‘The Wheel of Time turns, and Ages come and pass, leaving memories that become legend. Legend fades to myth, and even myth is long forgotten when the Age that gave it birth comes again. In one Age, called the Third Age by some, an Age yet to come, an Age long past, a wind rose in the Mountains of Mist. The wind was not the beginning. There are neither beginnings nor endings to the turning of the Wheel of Time. But it was a beginning.’
With these historical words began Robert Jordan, 23 years ago, the first chapter of ‘The Eye of the World’, the first book of the greatest fantasy series ever written: The Wheel of Time. Now, in 2013, is this series of 14 books finally finished (Brandon Sanderson took over the job after the death of Jordan in 2007) and it is this final volume, A Memory Of Light, that is in my opinion the best fantasy book ever written. It brings this superb series to a beautiful conclusion and while this series may not be to everyone’s taste (it is a different type of storytelling and pacing that we are used to nowadays, after all) it stands proud at my number 1 and it’s going to take a very good book to dethrone this one. You can read my review of the final volume right here.

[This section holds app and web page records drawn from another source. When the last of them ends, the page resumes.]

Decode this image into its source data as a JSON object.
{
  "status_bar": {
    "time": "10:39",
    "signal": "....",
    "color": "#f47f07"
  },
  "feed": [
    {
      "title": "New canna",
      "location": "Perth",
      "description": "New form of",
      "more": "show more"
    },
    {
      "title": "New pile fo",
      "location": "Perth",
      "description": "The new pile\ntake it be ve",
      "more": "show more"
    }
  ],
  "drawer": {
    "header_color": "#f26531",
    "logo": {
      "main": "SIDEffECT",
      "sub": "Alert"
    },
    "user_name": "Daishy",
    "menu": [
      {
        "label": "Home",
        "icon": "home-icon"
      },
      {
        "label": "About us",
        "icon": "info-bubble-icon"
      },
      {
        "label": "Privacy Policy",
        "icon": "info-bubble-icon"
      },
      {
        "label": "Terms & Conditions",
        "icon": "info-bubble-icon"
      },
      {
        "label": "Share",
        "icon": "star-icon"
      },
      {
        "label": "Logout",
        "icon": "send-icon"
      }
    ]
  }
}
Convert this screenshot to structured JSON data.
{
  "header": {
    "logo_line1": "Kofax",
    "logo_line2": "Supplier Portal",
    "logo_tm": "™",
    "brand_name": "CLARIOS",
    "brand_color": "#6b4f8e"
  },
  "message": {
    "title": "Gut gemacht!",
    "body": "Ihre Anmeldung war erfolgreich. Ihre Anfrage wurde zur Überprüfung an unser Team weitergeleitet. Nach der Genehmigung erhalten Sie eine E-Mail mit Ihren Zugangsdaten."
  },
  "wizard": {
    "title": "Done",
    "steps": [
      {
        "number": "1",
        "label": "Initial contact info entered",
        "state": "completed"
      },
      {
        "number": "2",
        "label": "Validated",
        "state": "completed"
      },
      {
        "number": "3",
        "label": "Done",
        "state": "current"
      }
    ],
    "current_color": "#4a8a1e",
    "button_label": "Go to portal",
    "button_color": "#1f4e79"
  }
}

Thank you for taking a look at my personal top 20. I hope you have discovered some books that you haven’t read, but want to try out after reading my description. Feel free to express your feelings about this list in the comments section and let me know what books you think that should be on this list and which not.
Posted on 01/12/2013, in Books, Miscellaneous, Top 3 and tagged 20 best fantasy books of all time, Andre Norton, Best fantasy book ever, Bestselling fantasy, Brandon Sanderson, David Towsey, DB Jackson, Howard Andrew Jones, Joe Abercrombie, John Marco, Jon Sprunk, JRR Tolkien, Julie E Czerneda, Patricia McKillip, Poul Anderson, Raymond Feist, Richard Adams, Robert Jordan, Rowena Cory Daniells, Tad Williams, top 10 fantasy books, top 20 fantasy books, top 3 fantasy books, top 5 fantasy books. Bookmark the permalink. 41 Comments.